We'll never know exactly what the true value is for the average length of grass on the library lawn. The only way to know that would be to go through all the blades of grass and measure every one. Same with the height of everyone. We can't measure everyone on the planet. But we can come up with estimates of these.
For example we can pick 100 blades of grass and get an average 6.1". We could
do it again with different blades and get 5.9". Suppose we did that a million times.
we better get the true value (6"). If we don't, we're in trouble. We'd call our
estimate "biased". Is it biased?
Let's use a bar to denote a finite average:
So I'm saying that if we take the expectation value of the mean, we'd better get
the true average.
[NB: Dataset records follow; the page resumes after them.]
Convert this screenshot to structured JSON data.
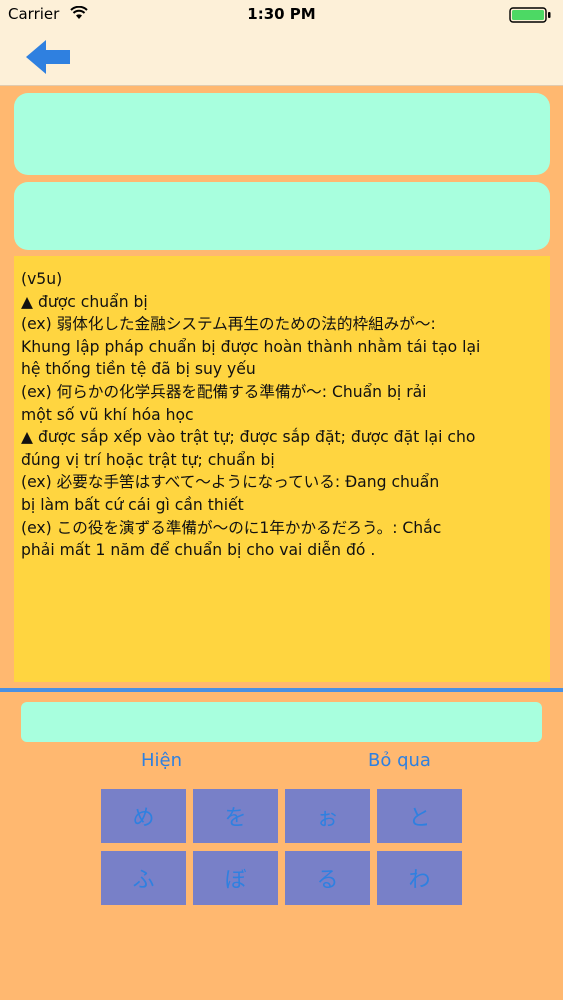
{
  "status_bar": {
    "carrier": "Carrier",
    "time": "1:30 PM"
  },
  "nav": {
    "back_icon": "back-arrow-icon",
    "accent_color": "#2F80E0"
  },
  "meaning_lines": [
    "(v5u)",
    "▲ được chuẩn bị",
    "(ex) 弱体化した金融システム再生のための法的枠組みが～:",
    "Khung lập pháp chuẩn bị được hoàn thành nhằm tái tạo lại",
    "hệ thống tiền tệ đã bị suy yếu",
    "(ex) 何らかの化学兵器を配備する準備が～: Chuẩn bị rải",
    "một số vũ khí hóa học",
    "▲ được sắp xếp vào trật tự; được sắp đặt; được đặt lại cho",
    "đúng vị trí hoặc trật tự; chuẩn bị",
    "(ex) 必要な手筈はすべて～ようになっている: Đang chuẩn",
    "bị làm bất cứ cái gì cần thiết",
    "(ex) この役を演ずる準備が～のに1年かかるだろう。: Chắc",
    "phải mất 1 năm để chuẩn bị cho vai diễn đó ."
  ],
  "answer": {
    "value": "",
    "placeholder": ""
  },
  "buttons": {
    "show_label": "Hiện",
    "skip_label": "Bỏ qua"
  },
  "keys": [
    "め",
    "を",
    "ぉ",
    "と",
    "ふ",
    "ぼ",
    "る",
    "わ"
  ],
  "colors": {
    "background": "#FFB870",
    "card": "#A8FFDE",
    "meaning_panel": "#FFD540",
    "key": "#7880C8",
    "divider": "#4A90E2"
  }
}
Let's see if that works:
Now what's a good estimate of the variance? The definition in eqn. 1.39 can be said in words, though it's a mouthful: the average (expectation value) of the square of the differences of data values from their mean. That definition relies on something that you'd never really be able to measure. You're averaging over all members of your population. So since we can't measure all the blades of grass, what's a good measure using only 100 of them?
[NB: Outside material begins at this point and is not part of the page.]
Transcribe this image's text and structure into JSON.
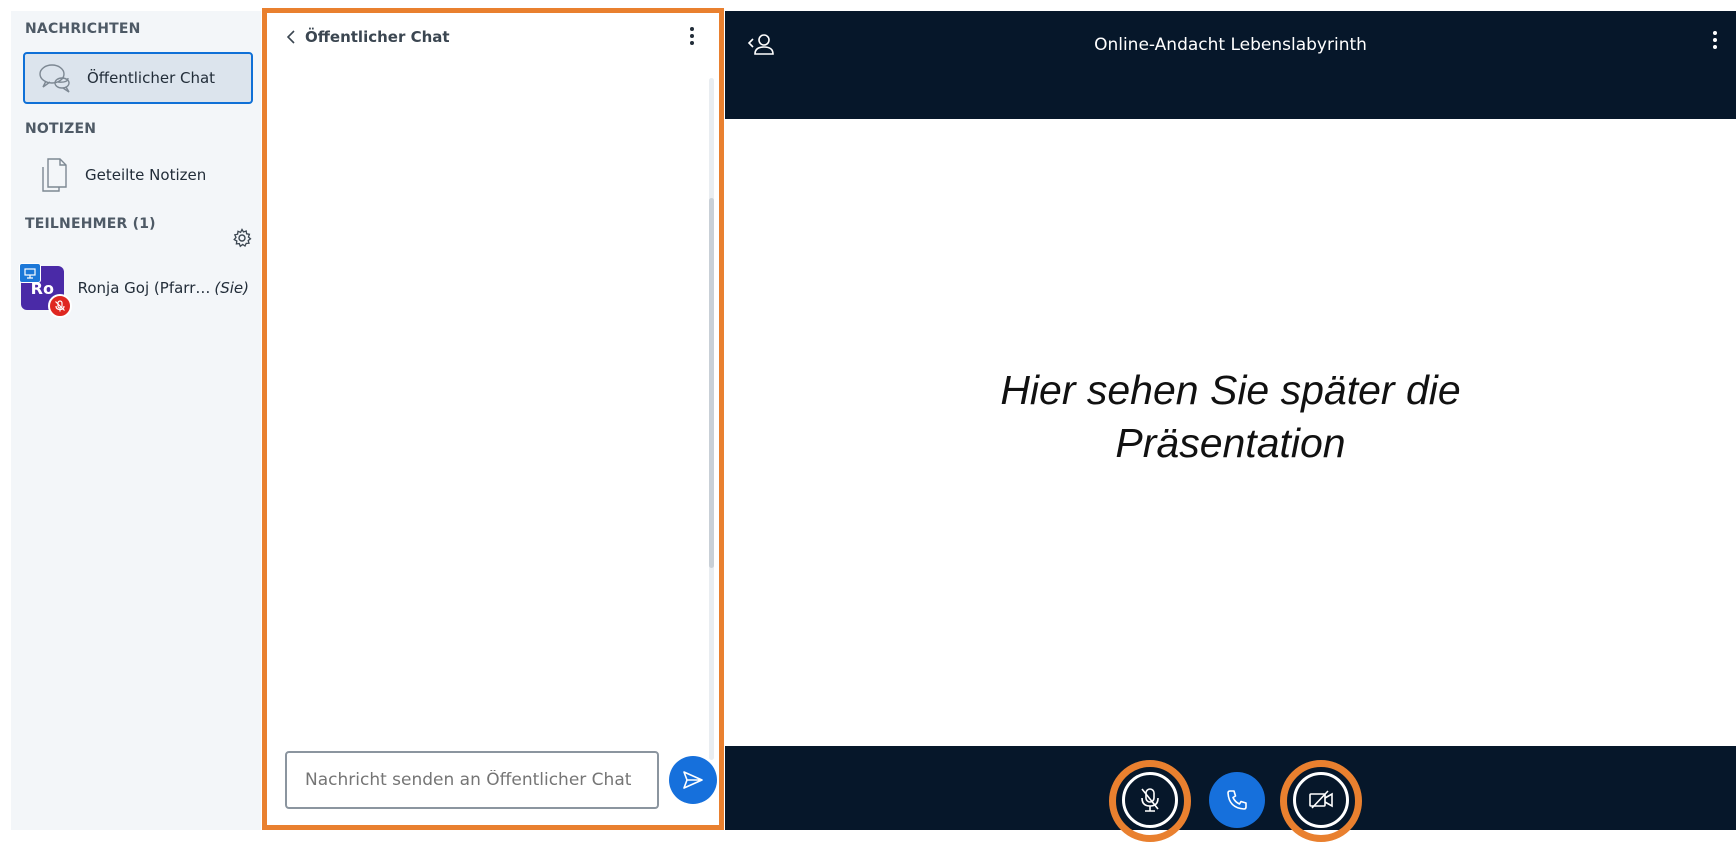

The first guess you'd have is that you take
The culprit in this is your estimate for
is off and this
messes up your answer. Let's illustrate with . And suppose the true
variance is and true average is 0. This simplifies the complete
calculation because the
and the above formula is
If we now take the expectation value of this we see the final "cross term" assuming independence of the data. So we get
, that's true. But if , which it sometimes is, then this makes a pretty big difference.
So in summary, we now know how to estimate the average and variance of a population from a finite number of data points. Now we'll get to the harder part, how to determine if two populations are the same or different.